Without including any pictures, write out all the entries exactly.
------------------------------------
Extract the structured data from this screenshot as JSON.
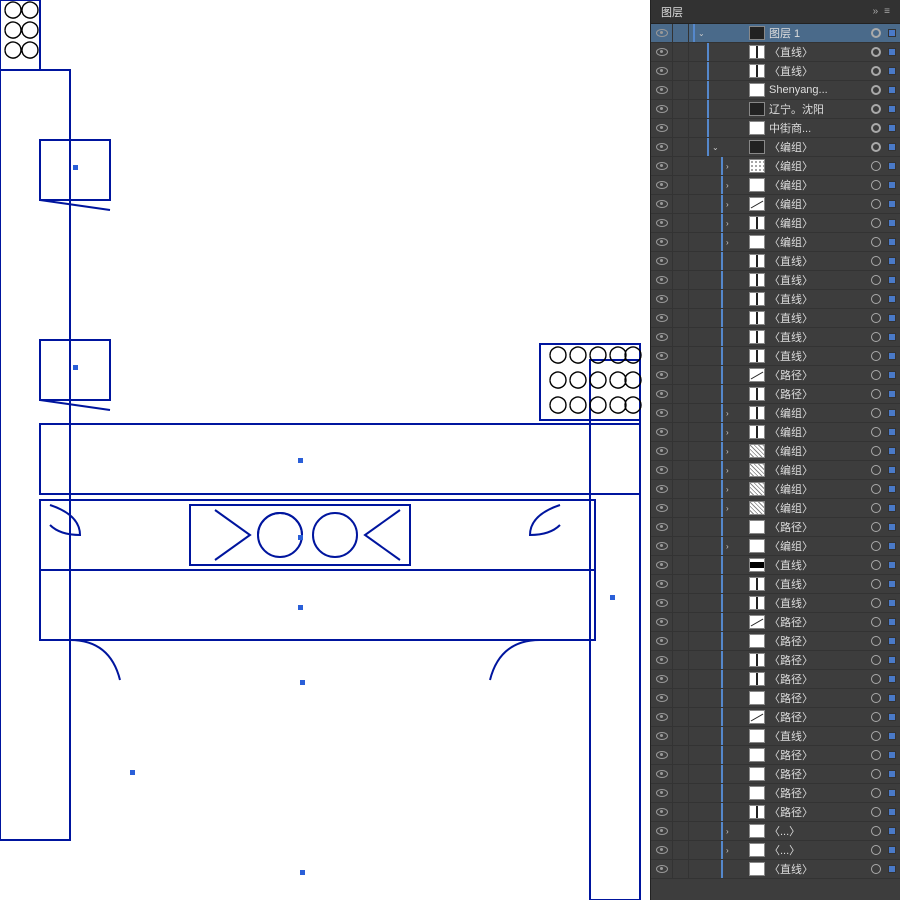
{
  "panel": {
    "title": "图层",
    "collapse_icon": "»",
    "menu_icon": "≡"
  },
  "layers": [
    {
      "depth": 0,
      "expand": "v",
      "thumb": "dark",
      "name": "图层 1",
      "target": "filled",
      "sel": true,
      "top": true
    },
    {
      "depth": 1,
      "expand": "",
      "thumb": "line-v",
      "name": "〈直线〉",
      "target": "filled",
      "sel": true
    },
    {
      "depth": 1,
      "expand": "",
      "thumb": "line-v",
      "name": "〈直线〉",
      "target": "filled",
      "sel": true
    },
    {
      "depth": 1,
      "expand": "",
      "thumb": "white",
      "name": "Shenyang...",
      "target": "filled",
      "sel": true
    },
    {
      "depth": 1,
      "expand": "",
      "thumb": "dark",
      "name": "辽宁。沈阳",
      "target": "filled",
      "sel": true
    },
    {
      "depth": 1,
      "expand": "",
      "thumb": "white",
      "name": "中街商...",
      "target": "filled",
      "sel": true
    },
    {
      "depth": 1,
      "expand": "v",
      "thumb": "dark",
      "name": "〈编组〉",
      "target": "filled",
      "sel": true
    },
    {
      "depth": 2,
      "expand": ">",
      "thumb": "dots",
      "name": "〈编组〉",
      "target": "ring",
      "sel": true
    },
    {
      "depth": 2,
      "expand": ">",
      "thumb": "white",
      "name": "〈编组〉",
      "target": "ring",
      "sel": true
    },
    {
      "depth": 2,
      "expand": ">",
      "thumb": "line-d",
      "name": "〈编组〉",
      "target": "ring",
      "sel": true
    },
    {
      "depth": 2,
      "expand": ">",
      "thumb": "line-v",
      "name": "〈编组〉",
      "target": "ring",
      "sel": true
    },
    {
      "depth": 2,
      "expand": ">",
      "thumb": "white",
      "name": "〈编组〉",
      "target": "ring",
      "sel": true
    },
    {
      "depth": 2,
      "expand": "",
      "thumb": "line-v",
      "name": "〈直线〉",
      "target": "ring",
      "sel": true
    },
    {
      "depth": 2,
      "expand": "",
      "thumb": "line-v",
      "name": "〈直线〉",
      "target": "ring",
      "sel": true
    },
    {
      "depth": 2,
      "expand": "",
      "thumb": "line-v",
      "name": "〈直线〉",
      "target": "ring",
      "sel": true
    },
    {
      "depth": 2,
      "expand": "",
      "thumb": "line-v",
      "name": "〈直线〉",
      "target": "ring",
      "sel": true
    },
    {
      "depth": 2,
      "expand": "",
      "thumb": "line-v",
      "name": "〈直线〉",
      "target": "ring",
      "sel": true
    },
    {
      "depth": 2,
      "expand": "",
      "thumb": "line-v",
      "name": "〈直线〉",
      "target": "ring",
      "sel": true
    },
    {
      "depth": 2,
      "expand": "",
      "thumb": "line-d",
      "name": "〈路径〉",
      "target": "ring",
      "sel": true
    },
    {
      "depth": 2,
      "expand": "",
      "thumb": "line-v",
      "name": "〈路径〉",
      "target": "ring",
      "sel": true
    },
    {
      "depth": 2,
      "expand": ">",
      "thumb": "line-v",
      "name": "〈编组〉",
      "target": "ring",
      "sel": true
    },
    {
      "depth": 2,
      "expand": ">",
      "thumb": "line-v",
      "name": "〈编组〉",
      "target": "ring",
      "sel": true
    },
    {
      "depth": 2,
      "expand": ">",
      "thumb": "pattern",
      "name": "〈编组〉",
      "target": "ring",
      "sel": true
    },
    {
      "depth": 2,
      "expand": ">",
      "thumb": "pattern",
      "name": "〈编组〉",
      "target": "ring",
      "sel": true
    },
    {
      "depth": 2,
      "expand": ">",
      "thumb": "pattern",
      "name": "〈编组〉",
      "target": "ring",
      "sel": true
    },
    {
      "depth": 2,
      "expand": ">",
      "thumb": "pattern",
      "name": "〈编组〉",
      "target": "ring",
      "sel": true
    },
    {
      "depth": 2,
      "expand": "",
      "thumb": "white",
      "name": "〈路径〉",
      "target": "ring",
      "sel": true
    },
    {
      "depth": 2,
      "expand": ">",
      "thumb": "white",
      "name": "〈编组〉",
      "target": "ring",
      "sel": true
    },
    {
      "depth": 2,
      "expand": "",
      "thumb": "bigline",
      "name": "〈直线〉",
      "target": "ring",
      "sel": true
    },
    {
      "depth": 2,
      "expand": "",
      "thumb": "line-v",
      "name": "〈直线〉",
      "target": "ring",
      "sel": true
    },
    {
      "depth": 2,
      "expand": "",
      "thumb": "line-v",
      "name": "〈直线〉",
      "target": "ring",
      "sel": true
    },
    {
      "depth": 2,
      "expand": "",
      "thumb": "line-d",
      "name": "〈路径〉",
      "target": "ring",
      "sel": true
    },
    {
      "depth": 2,
      "expand": "",
      "thumb": "white",
      "name": "〈路径〉",
      "target": "ring",
      "sel": true
    },
    {
      "depth": 2,
      "expand": "",
      "thumb": "line-v",
      "name": "〈路径〉",
      "target": "ring",
      "sel": true
    },
    {
      "depth": 2,
      "expand": "",
      "thumb": "line-v",
      "name": "〈路径〉",
      "target": "ring",
      "sel": true
    },
    {
      "depth": 2,
      "expand": "",
      "thumb": "white",
      "name": "〈路径〉",
      "target": "ring",
      "sel": true
    },
    {
      "depth": 2,
      "expand": "",
      "thumb": "line-d",
      "name": "〈路径〉",
      "target": "ring",
      "sel": true
    },
    {
      "depth": 2,
      "expand": "",
      "thumb": "white",
      "name": "〈直线〉",
      "target": "ring",
      "sel": true
    },
    {
      "depth": 2,
      "expand": "",
      "thumb": "white",
      "name": "〈路径〉",
      "target": "ring",
      "sel": true
    },
    {
      "depth": 2,
      "expand": "",
      "thumb": "white",
      "name": "〈路径〉",
      "target": "ring",
      "sel": true
    },
    {
      "depth": 2,
      "expand": "",
      "thumb": "white",
      "name": "〈路径〉",
      "target": "ring",
      "sel": true
    },
    {
      "depth": 2,
      "expand": "",
      "thumb": "line-v",
      "name": "〈路径〉",
      "target": "ring",
      "sel": true
    },
    {
      "depth": 2,
      "expand": ">",
      "thumb": "white",
      "name": "〈...〉",
      "target": "ring",
      "sel": true
    },
    {
      "depth": 2,
      "expand": ">",
      "thumb": "white",
      "name": "〈...〉",
      "target": "ring",
      "sel": true
    },
    {
      "depth": 2,
      "expand": "",
      "thumb": "white",
      "name": "〈直线〉",
      "target": "ring",
      "sel": true
    }
  ]
}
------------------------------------
§ **Solution**:
Extract the structured data from this screenshot as JSON.
{
  "panel": {
    "title": "图层",
    "collapse_icon": "»",
    "menu_icon": "≡"
  },
  "layers": [
    {
      "depth": 0,
      "expand": "v",
      "thumb": "dark",
      "name": "图层 1",
      "target": "filled",
      "sel": true,
      "top": true
    },
    {
      "depth": 1,
      "expand": "",
      "thumb": "line-v",
      "name": "〈直线〉",
      "target": "filled",
      "sel": true
    },
    {
      "depth": 1,
      "expand": "",
      "thumb": "line-v",
      "name": "〈直线〉",
      "target": "filled",
      "sel": true
    },
    {
      "depth": 1,
      "expand": "",
      "thumb": "white",
      "name": "Shenyang...",
      "target": "filled",
      "sel": true
    },
    {
      "depth": 1,
      "expand": "",
      "thumb": "dark",
      "name": "辽宁。沈阳",
      "target": "filled",
      "sel": true
    },
    {
      "depth": 1,
      "expand": "",
      "thumb": "white",
      "name": "中街商...",
      "target": "filled",
      "sel": true
    },
    {
      "depth": 1,
      "expand": "v",
      "thumb": "dark",
      "name": "〈编组〉",
      "target": "filled",
      "sel": true
    },
    {
      "depth": 2,
      "expand": ">",
      "thumb": "dots",
      "name": "〈编组〉",
      "target": "ring",
      "sel": true
    },
    {
      "depth": 2,
      "expand": ">",
      "thumb": "white",
      "name": "〈编组〉",
      "target": "ring",
      "sel": true
    },
    {
      "depth": 2,
      "expand": ">",
      "thumb": "line-d",
      "name": "〈编组〉",
      "target": "ring",
      "sel": true
    },
    {
      "depth": 2,
      "expand": ">",
      "thumb": "line-v",
      "name": "〈编组〉",
      "target": "ring",
      "sel": true
    },
    {
      "depth": 2,
      "expand": ">",
      "thumb": "white",
      "name": "〈编组〉",
      "target": "ring",
      "sel": true
    },
    {
      "depth": 2,
      "expand": "",
      "thumb": "line-v",
      "name": "〈直线〉",
      "target": "ring",
      "sel": true
    },
    {
      "depth": 2,
      "expand": "",
      "thumb": "line-v",
      "name": "〈直线〉",
      "target": "ring",
      "sel": true
    },
    {
      "depth": 2,
      "expand": "",
      "thumb": "line-v",
      "name": "〈直线〉",
      "target": "ring",
      "sel": true
    },
    {
      "depth": 2,
      "expand": "",
      "thumb": "line-v",
      "name": "〈直线〉",
      "target": "ring",
      "sel": true
    },
    {
      "depth": 2,
      "expand": "",
      "thumb": "line-v",
      "name": "〈直线〉",
      "target": "ring",
      "sel": true
    },
    {
      "depth": 2,
      "expand": "",
      "thumb": "line-v",
      "name": "〈直线〉",
      "target": "ring",
      "sel": true
    },
    {
      "depth": 2,
      "expand": "",
      "thumb": "line-d",
      "name": "〈路径〉",
      "target": "ring",
      "sel": true
    },
    {
      "depth": 2,
      "expand": "",
      "thumb": "line-v",
      "name": "〈路径〉",
      "target": "ring",
      "sel": true
    },
    {
      "depth": 2,
      "expand": ">",
      "thumb": "line-v",
      "name": "〈编组〉",
      "target": "ring",
      "sel": true
    },
    {
      "depth": 2,
      "expand": ">",
      "thumb": "line-v",
      "name": "〈编组〉",
      "target": "ring",
      "sel": true
    },
    {
      "depth": 2,
      "expand": ">",
      "thumb": "pattern",
      "name": "〈编组〉",
      "target": "ring",
      "sel": true
    },
    {
      "depth": 2,
      "expand": ">",
      "thumb": "pattern",
      "name": "〈编组〉",
      "target": "ring",
      "sel": true
    },
    {
      "depth": 2,
      "expand": ">",
      "thumb": "pattern",
      "name": "〈编组〉",
      "target": "ring",
      "sel": true
    },
    {
      "depth": 2,
      "expand": ">",
      "thumb": "pattern",
      "name": "〈编组〉",
      "target": "ring",
      "sel": true
    },
    {
      "depth": 2,
      "expand": "",
      "thumb": "white",
      "name": "〈路径〉",
      "target": "ring",
      "sel": true
    },
    {
      "depth": 2,
      "expand": ">",
      "thumb": "white",
      "name": "〈编组〉",
      "target": "ring",
      "sel": true
    },
    {
      "depth": 2,
      "expand": "",
      "thumb": "bigline",
      "name": "〈直线〉",
      "target": "ring",
      "sel": true
    },
    {
      "depth": 2,
      "expand": "",
      "thumb": "line-v",
      "name": "〈直线〉",
      "target": "ring",
      "sel": true
    },
    {
      "depth": 2,
      "expand": "",
      "thumb": "line-v",
      "name": "〈直线〉",
      "target": "ring",
      "sel": true
    },
    {
      "depth": 2,
      "expand": "",
      "thumb": "line-d",
      "name": "〈路径〉",
      "target": "ring",
      "sel": true
    },
    {
      "depth": 2,
      "expand": "",
      "thumb": "white",
      "name": "〈路径〉",
      "target": "ring",
      "sel": true
    },
    {
      "depth": 2,
      "expand": "",
      "thumb": "line-v",
      "name": "〈路径〉",
      "target": "ring",
      "sel": true
    },
    {
      "depth": 2,
      "expand": "",
      "thumb": "line-v",
      "name": "〈路径〉",
      "target": "ring",
      "sel": true
    },
    {
      "depth": 2,
      "expand": "",
      "thumb": "white",
      "name": "〈路径〉",
      "target": "ring",
      "sel": true
    },
    {
      "depth": 2,
      "expand": "",
      "thumb": "line-d",
      "name": "〈路径〉",
      "target": "ring",
      "sel": true
    },
    {
      "depth": 2,
      "expand": "",
      "thumb": "white",
      "name": "〈直线〉",
      "target": "ring",
      "sel": true
    },
    {
      "depth": 2,
      "expand": "",
      "thumb": "white",
      "name": "〈路径〉",
      "target": "ring",
      "sel": true
    },
    {
      "depth": 2,
      "expand": "",
      "thumb": "white",
      "name": "〈路径〉",
      "target": "ring",
      "sel": true
    },
    {
      "depth": 2,
      "expand": "",
      "thumb": "white",
      "name": "〈路径〉",
      "target": "ring",
      "sel": true
    },
    {
      "depth": 2,
      "expand": "",
      "thumb": "line-v",
      "name": "〈路径〉",
      "target": "ring",
      "sel": true
    },
    {
      "depth": 2,
      "expand": ">",
      "thumb": "white",
      "name": "〈...〉",
      "target": "ring",
      "sel": true
    },
    {
      "depth": 2,
      "expand": ">",
      "thumb": "white",
      "name": "〈...〉",
      "target": "ring",
      "sel": true
    },
    {
      "depth": 2,
      "expand": "",
      "thumb": "white",
      "name": "〈直线〉",
      "target": "ring",
      "sel": true
    }
  ]
}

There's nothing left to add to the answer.